(Dataset excerpts)
════════
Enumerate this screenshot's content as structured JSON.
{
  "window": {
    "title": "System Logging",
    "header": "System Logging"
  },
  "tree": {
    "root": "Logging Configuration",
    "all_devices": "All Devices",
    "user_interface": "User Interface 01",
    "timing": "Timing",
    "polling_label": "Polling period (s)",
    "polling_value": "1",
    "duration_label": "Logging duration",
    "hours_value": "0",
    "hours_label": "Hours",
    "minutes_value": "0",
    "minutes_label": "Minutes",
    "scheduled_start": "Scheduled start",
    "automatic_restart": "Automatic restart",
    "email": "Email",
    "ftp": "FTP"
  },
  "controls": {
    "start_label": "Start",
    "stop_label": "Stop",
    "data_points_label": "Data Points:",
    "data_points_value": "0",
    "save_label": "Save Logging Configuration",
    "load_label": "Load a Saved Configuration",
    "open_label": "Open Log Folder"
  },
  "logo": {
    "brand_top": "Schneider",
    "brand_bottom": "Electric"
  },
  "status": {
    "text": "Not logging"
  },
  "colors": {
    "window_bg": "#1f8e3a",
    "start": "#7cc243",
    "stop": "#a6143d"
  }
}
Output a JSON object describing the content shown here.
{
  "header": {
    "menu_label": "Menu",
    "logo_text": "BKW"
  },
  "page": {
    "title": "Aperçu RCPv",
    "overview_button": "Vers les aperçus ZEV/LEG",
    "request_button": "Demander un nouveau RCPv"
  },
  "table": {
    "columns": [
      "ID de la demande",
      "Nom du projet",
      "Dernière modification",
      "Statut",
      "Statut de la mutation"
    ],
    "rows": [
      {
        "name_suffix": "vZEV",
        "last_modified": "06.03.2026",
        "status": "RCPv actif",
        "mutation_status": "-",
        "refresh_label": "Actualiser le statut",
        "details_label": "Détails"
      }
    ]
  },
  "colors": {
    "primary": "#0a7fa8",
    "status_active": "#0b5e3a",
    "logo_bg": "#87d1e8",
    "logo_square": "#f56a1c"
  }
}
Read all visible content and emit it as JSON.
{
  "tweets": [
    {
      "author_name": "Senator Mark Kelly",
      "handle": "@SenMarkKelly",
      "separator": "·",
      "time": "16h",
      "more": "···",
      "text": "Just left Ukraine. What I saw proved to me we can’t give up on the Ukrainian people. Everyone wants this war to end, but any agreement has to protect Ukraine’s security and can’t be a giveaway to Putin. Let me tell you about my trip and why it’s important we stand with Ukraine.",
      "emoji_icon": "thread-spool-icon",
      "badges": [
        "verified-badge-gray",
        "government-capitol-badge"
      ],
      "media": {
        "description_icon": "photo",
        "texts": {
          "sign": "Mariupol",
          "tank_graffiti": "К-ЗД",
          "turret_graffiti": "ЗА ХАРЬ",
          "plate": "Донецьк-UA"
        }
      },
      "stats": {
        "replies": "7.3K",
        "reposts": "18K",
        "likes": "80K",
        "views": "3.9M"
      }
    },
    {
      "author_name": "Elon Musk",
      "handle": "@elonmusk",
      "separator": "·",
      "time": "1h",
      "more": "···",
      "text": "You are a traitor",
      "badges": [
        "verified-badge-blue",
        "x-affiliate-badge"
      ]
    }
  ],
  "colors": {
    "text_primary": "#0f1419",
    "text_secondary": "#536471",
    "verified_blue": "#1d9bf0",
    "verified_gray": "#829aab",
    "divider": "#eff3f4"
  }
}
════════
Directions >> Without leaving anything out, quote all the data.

Response >>
Enumerate this screenshot's content as structured JSON.
{
  "window": {
    "title": "System Logging",
    "header": "System Logging"
  },
  "tree": {
    "root": "Logging Configuration",
    "all_devices": "All Devices",
    "user_interface": "User Interface 01",
    "timing": "Timing",
    "polling_label": "Polling period (s)",
    "polling_value": "1",
    "duration_label": "Logging duration",
    "hours_value": "0",
    "hours_label": "Hours",
    "minutes_value": "0",
    "minutes_label": "Minutes",
    "scheduled_start": "Scheduled start",
    "automatic_restart": "Automatic restart",
    "email": "Email",
    "ftp": "FTP"
  },
  "controls": {
    "start_label": "Start",
    "stop_label": "Stop",
    "data_points_label": "Data Points:",
    "data_points_value": "0",
    "save_label": "Save Logging Configuration",
    "load_label": "Load a Saved Configuration",
    "open_label": "Open Log Folder"
  },
  "logo": {
    "brand_top": "Schneider",
    "brand_bottom": "Electric"
  },
  "status": {
    "text": "Not logging"
  },
  "colors": {
    "window_bg": "#1f8e3a",
    "start": "#7cc243",
    "stop": "#a6143d"
  }
}
Output a JSON object describing the content shown here.
{
  "header": {
    "menu_label": "Menu",
    "logo_text": "BKW"
  },
  "page": {
    "title": "Aperçu RCPv",
    "overview_button": "Vers les aperçus ZEV/LEG",
    "request_button": "Demander un nouveau RCPv"
  },
  "table": {
    "columns": [
      "ID de la demande",
      "Nom du projet",
      "Dernière modification",
      "Statut",
      "Statut de la mutation"
    ],
    "rows": [
      {
        "name_suffix": "vZEV",
        "last_modified": "06.03.2026",
        "status": "RCPv actif",
        "mutation_status": "-",
        "refresh_label": "Actualiser le statut",
        "details_label": "Détails"
      }
    ]
  },
  "colors": {
    "primary": "#0a7fa8",
    "status_active": "#0b5e3a",
    "logo_bg": "#87d1e8",
    "logo_square": "#f56a1c"
  }
}
Read all visible content and emit it as JSON.
{
  "tweets": [
    {
      "author_name": "Senator Mark Kelly",
      "handle": "@SenMarkKelly",
      "separator": "·",
      "time": "16h",
      "more": "···",
      "text": "Just left Ukraine. What I saw proved to me we can’t give up on the Ukrainian people. Everyone wants this war to end, but any agreement has to protect Ukraine’s security and can’t be a giveaway to Putin. Let me tell you about my trip and why it’s important we stand with Ukraine.",
      "emoji_icon": "thread-spool-icon",
      "badges": [
        "verified-badge-gray",
        "government-capitol-badge"
      ],
      "media": {
        "description_icon": "photo",
        "texts": {
          "sign": "Mariupol",
          "tank_graffiti": "К-ЗД",
          "turret_graffiti": "ЗА ХАРЬ",
          "plate": "Донецьк-UA"
        }
      },
      "stats": {
        "replies": "7.3K",
        "reposts": "18K",
        "likes": "80K",
        "views": "3.9M"
      }
    },
    {
      "author_name": "Elon Musk",
      "handle": "@elonmusk",
      "separator": "·",
      "time": "1h",
      "more": "···",
      "text": "You are a traitor",
      "badges": [
        "verified-badge-blue",
        "x-affiliate-badge"
      ]
    }
  ],
  "colors": {
    "text_primary": "#0f1419",
    "text_secondary": "#536471",
    "verified_blue": "#1d9bf0",
    "verified_gray": "#829aab",
    "divider": "#eff3f4"
  }
}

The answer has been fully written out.